- **EXERCISE AIM**:
Pull out each line of the data that includes the word "JSON".

- **RECORDS FOR THIS EXERCISE**:
────────────────────

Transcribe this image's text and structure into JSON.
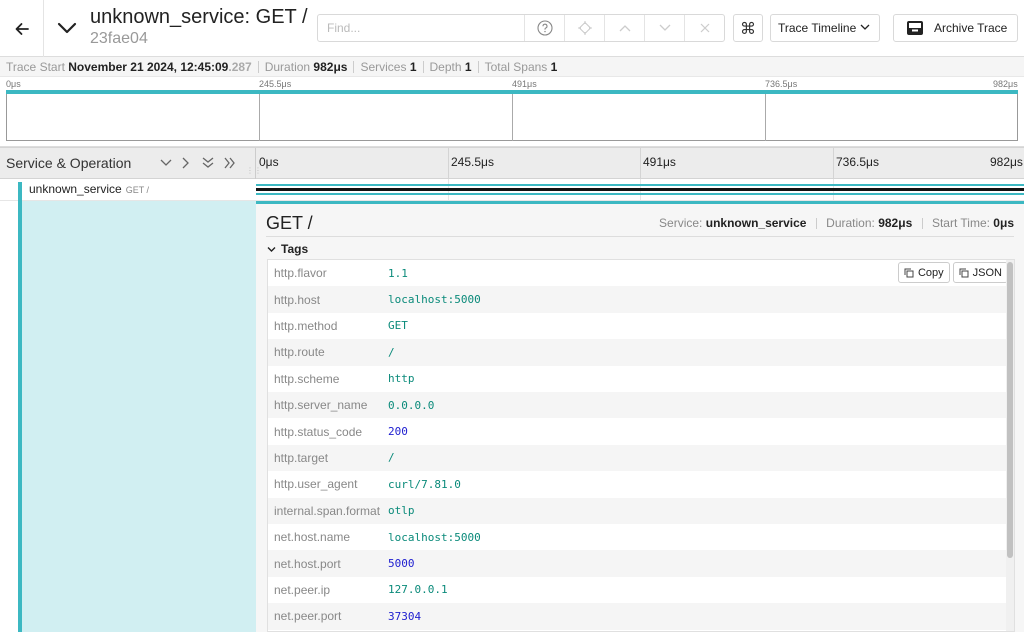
{
  "header": {
    "title": "unknown_service: GET /",
    "trace_id": "23fae04",
    "find_placeholder": "Find...",
    "view_select": "Trace Timeline",
    "archive_label": "Archive Trace",
    "kbd_symbol": "⌘"
  },
  "summary": {
    "trace_start_label": "Trace Start",
    "trace_start_value": "November 21 2024, 12:45:09",
    "trace_start_ms": ".287",
    "duration_label": "Duration",
    "duration_value": "982μs",
    "services_label": "Services",
    "services_value": "1",
    "depth_label": "Depth",
    "depth_value": "1",
    "total_spans_label": "Total Spans",
    "total_spans_value": "1"
  },
  "minimap": {
    "ticks": [
      "0μs",
      "245.5μs",
      "491μs",
      "736.5μs",
      "982μs"
    ]
  },
  "timeline": {
    "column_label": "Service & Operation",
    "ticks": [
      "0μs",
      "245.5μs",
      "491μs",
      "736.5μs",
      "982μs"
    ]
  },
  "span": {
    "service": "unknown_service",
    "operation": "GET /"
  },
  "detail": {
    "title": "GET /",
    "service_label": "Service:",
    "service_value": "unknown_service",
    "duration_label": "Duration:",
    "duration_value": "982μs",
    "start_label": "Start Time:",
    "start_value": "0μs",
    "tags_label": "Tags",
    "copy_label": "Copy",
    "json_label": "JSON",
    "tags": [
      {
        "key": "http.flavor",
        "value": "1.1",
        "type": "str"
      },
      {
        "key": "http.host",
        "value": "localhost:5000",
        "type": "str"
      },
      {
        "key": "http.method",
        "value": "GET",
        "type": "str"
      },
      {
        "key": "http.route",
        "value": "/",
        "type": "str"
      },
      {
        "key": "http.scheme",
        "value": "http",
        "type": "str"
      },
      {
        "key": "http.server_name",
        "value": "0.0.0.0",
        "type": "str"
      },
      {
        "key": "http.status_code",
        "value": "200",
        "type": "num"
      },
      {
        "key": "http.target",
        "value": "/",
        "type": "str"
      },
      {
        "key": "http.user_agent",
        "value": "curl/7.81.0",
        "type": "str"
      },
      {
        "key": "internal.span.format",
        "value": "otlp",
        "type": "str"
      },
      {
        "key": "net.host.name",
        "value": "localhost:5000",
        "type": "str"
      },
      {
        "key": "net.host.port",
        "value": "5000",
        "type": "num"
      },
      {
        "key": "net.peer.ip",
        "value": "127.0.0.1",
        "type": "str"
      },
      {
        "key": "net.peer.port",
        "value": "37304",
        "type": "num"
      }
    ]
  }
}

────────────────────

- **SOLUTION TO THE PROBLEM**:
Transcribe this image's text and structure into JSON.
    "json_label": "JSON",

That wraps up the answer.